CMS Meeting – Jan 15, 2020
- When: Wednesday, January 15, 2020, from 7:00 pm to 9:00 pm
- Where: Amazon Community Center, 2700 Hilyard St, Eugene, Oregon 97405
This event is free and open to the public. There will be a mushroom identification session. Bring what’s in your basket, edible or not, and learn from the experienced members of our community.
It has long been appreciated that remnant Pacific Northwest (PNW) prairies contain a large number of now rare plant species, but it is not known if there are also prairie-associated mushrooms with species of conservation interest. We used a combination of transects along a burn chronosequence (unburned since 1850, burned in 2012, 2014, or 2015) and walking surveys of prairies to begin to determine which macrofungi are associated with PNW prairies and how management affects them. We show that a diversity of fungi inhabit PNW prairies, including rare ones, and that management practices influence aboveground fruiting and belowground community composition.
About the Speaker

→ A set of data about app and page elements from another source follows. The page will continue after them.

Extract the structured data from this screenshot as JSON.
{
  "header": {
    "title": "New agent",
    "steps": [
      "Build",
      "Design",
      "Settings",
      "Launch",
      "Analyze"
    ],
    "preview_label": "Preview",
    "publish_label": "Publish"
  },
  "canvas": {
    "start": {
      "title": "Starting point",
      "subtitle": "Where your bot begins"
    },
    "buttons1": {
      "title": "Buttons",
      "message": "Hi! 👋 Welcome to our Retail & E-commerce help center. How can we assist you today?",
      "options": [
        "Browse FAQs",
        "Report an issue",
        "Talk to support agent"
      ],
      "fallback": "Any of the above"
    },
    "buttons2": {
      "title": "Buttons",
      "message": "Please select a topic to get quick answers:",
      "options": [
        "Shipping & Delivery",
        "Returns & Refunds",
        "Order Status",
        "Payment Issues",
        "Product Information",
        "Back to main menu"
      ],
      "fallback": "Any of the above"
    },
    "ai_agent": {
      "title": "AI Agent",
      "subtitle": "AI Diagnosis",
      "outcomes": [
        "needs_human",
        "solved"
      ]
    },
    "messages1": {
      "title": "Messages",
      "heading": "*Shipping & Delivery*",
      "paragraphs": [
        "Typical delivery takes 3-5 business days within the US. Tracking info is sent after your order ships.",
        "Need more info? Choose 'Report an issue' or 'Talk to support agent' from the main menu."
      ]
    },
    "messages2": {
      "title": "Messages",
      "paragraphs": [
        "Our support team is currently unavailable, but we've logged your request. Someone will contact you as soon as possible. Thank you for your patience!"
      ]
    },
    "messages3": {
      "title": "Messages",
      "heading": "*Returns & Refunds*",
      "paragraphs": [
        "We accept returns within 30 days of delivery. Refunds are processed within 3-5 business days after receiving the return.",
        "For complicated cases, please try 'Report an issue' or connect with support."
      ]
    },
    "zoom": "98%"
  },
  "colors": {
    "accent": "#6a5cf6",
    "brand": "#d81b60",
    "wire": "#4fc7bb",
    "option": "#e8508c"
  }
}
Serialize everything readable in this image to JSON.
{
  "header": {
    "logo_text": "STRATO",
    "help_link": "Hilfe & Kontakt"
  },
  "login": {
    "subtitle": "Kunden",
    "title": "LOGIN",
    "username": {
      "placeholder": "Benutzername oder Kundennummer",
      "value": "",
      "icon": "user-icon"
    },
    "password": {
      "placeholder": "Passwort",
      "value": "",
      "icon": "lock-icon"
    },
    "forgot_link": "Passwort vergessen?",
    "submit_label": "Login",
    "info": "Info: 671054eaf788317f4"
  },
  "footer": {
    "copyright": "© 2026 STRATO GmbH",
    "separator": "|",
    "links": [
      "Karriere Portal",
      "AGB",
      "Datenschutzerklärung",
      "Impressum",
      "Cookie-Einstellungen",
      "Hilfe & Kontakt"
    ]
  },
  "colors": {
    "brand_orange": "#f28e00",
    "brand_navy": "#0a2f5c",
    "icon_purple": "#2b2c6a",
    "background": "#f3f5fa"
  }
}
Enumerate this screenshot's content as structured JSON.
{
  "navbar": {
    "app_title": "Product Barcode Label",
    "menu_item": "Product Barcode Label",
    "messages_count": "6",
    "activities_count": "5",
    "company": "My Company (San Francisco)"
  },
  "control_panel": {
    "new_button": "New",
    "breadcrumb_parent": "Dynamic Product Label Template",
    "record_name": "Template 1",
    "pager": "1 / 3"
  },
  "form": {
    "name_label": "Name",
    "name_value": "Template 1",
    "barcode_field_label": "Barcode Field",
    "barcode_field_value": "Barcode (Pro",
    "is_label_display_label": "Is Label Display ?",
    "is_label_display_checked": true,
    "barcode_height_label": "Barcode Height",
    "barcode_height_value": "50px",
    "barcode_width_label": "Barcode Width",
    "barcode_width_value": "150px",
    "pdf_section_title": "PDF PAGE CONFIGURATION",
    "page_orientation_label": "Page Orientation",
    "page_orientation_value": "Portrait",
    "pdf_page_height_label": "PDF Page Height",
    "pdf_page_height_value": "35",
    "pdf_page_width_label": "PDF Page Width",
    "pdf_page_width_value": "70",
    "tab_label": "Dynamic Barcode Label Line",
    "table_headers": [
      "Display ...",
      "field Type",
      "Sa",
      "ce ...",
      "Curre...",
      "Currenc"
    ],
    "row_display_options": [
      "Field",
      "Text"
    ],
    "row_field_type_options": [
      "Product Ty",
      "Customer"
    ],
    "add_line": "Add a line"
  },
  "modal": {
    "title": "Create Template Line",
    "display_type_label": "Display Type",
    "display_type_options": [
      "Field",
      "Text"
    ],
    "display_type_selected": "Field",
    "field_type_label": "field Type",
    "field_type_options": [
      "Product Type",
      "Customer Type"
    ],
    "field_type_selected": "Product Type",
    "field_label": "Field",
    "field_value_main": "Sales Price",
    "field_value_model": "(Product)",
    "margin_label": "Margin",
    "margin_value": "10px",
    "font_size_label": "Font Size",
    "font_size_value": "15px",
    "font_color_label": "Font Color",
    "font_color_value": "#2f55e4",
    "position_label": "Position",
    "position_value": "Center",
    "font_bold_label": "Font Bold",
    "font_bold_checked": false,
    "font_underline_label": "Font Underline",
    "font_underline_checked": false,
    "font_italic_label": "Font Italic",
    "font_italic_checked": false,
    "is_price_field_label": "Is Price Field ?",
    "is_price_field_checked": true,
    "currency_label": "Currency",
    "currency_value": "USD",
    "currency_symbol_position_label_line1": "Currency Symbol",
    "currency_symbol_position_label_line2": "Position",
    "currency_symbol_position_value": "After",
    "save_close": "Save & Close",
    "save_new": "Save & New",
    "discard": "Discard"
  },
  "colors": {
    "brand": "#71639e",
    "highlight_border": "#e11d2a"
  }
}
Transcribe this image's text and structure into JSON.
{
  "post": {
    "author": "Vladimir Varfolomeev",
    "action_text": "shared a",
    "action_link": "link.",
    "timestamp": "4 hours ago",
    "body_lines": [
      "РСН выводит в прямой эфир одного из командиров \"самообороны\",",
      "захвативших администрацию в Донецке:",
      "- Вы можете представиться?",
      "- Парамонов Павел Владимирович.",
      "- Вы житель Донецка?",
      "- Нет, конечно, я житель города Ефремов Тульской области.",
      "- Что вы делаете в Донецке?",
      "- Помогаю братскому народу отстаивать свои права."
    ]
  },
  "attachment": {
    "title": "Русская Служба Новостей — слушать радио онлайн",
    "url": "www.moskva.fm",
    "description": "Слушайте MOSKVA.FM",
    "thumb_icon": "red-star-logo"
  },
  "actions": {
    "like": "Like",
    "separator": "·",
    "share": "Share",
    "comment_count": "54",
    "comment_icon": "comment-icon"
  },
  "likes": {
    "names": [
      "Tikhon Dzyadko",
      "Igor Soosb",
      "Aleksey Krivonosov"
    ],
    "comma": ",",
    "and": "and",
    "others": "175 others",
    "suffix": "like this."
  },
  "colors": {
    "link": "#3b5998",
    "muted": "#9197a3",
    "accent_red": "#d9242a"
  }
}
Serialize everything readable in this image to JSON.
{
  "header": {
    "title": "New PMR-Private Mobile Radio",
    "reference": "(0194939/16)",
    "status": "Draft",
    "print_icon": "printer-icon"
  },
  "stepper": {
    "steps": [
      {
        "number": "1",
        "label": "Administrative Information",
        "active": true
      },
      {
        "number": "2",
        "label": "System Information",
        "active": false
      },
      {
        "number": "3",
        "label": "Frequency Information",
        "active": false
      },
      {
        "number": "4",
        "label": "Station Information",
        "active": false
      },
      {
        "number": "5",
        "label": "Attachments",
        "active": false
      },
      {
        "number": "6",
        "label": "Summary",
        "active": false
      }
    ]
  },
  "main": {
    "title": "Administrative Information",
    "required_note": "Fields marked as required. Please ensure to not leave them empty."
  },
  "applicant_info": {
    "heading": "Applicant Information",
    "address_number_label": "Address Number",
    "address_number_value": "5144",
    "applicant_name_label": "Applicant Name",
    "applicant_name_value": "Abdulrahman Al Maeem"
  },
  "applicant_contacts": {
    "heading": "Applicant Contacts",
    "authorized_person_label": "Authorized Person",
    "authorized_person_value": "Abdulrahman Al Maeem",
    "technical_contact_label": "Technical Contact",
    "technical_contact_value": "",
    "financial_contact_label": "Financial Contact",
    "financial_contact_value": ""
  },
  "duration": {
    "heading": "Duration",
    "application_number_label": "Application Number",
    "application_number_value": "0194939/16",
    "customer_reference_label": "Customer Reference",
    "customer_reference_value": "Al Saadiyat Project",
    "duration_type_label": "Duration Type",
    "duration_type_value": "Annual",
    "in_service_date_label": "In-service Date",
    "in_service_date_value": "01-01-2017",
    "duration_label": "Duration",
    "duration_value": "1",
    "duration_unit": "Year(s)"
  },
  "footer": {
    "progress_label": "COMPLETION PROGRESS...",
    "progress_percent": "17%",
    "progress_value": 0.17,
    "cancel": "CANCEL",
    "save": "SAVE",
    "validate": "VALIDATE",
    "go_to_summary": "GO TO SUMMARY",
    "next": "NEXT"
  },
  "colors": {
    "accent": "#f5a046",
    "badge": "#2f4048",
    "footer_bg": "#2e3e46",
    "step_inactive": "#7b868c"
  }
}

Barbara (Bitty) Roy grew up in Castle Creek Valley, near the town of Aspen, back before it was discovered and ruined by movie stars and lots of money. The Rockies have great flushes of late summer boletes, which line the mountain trails like flap-jacks, and contributed to her early interest in mushrooms, as did the finding of a Stemonitis slime mold and being told by her high school biology teacher that it was “rare” (it wasn’t). She finished her undergraduate degree at Evergreen, where Mike Beug nudged her a bit further in the direction of fungi. However, her first foray into graduate school was a degree in Paleobotany at Southern Illinois University. While working on her masters she took Forest Pathology with Walt Sundberg and has not seen the world the same way since. Her PhD work at Claremont Graduate School was an examination of how pathogens influence plant population genetics, and included the discovery of a rust fungus that mimics flowers, which she followed up on with a National Science Foundation Fellowship at UC Davis. Since Berkeley was nearby, she also spent a lot of time in the Bruns lab. Her first faculty position was at the Swiss Federal Institute of Technology, the ETH, which is Europe’s MIT, where she received tenure and continued her work on fungal mimicry. She moved to the University of Oregon in Eugene in 2001, where she has divided her research time between plants and fungi in the local prairies and the ecology of tropical fungi.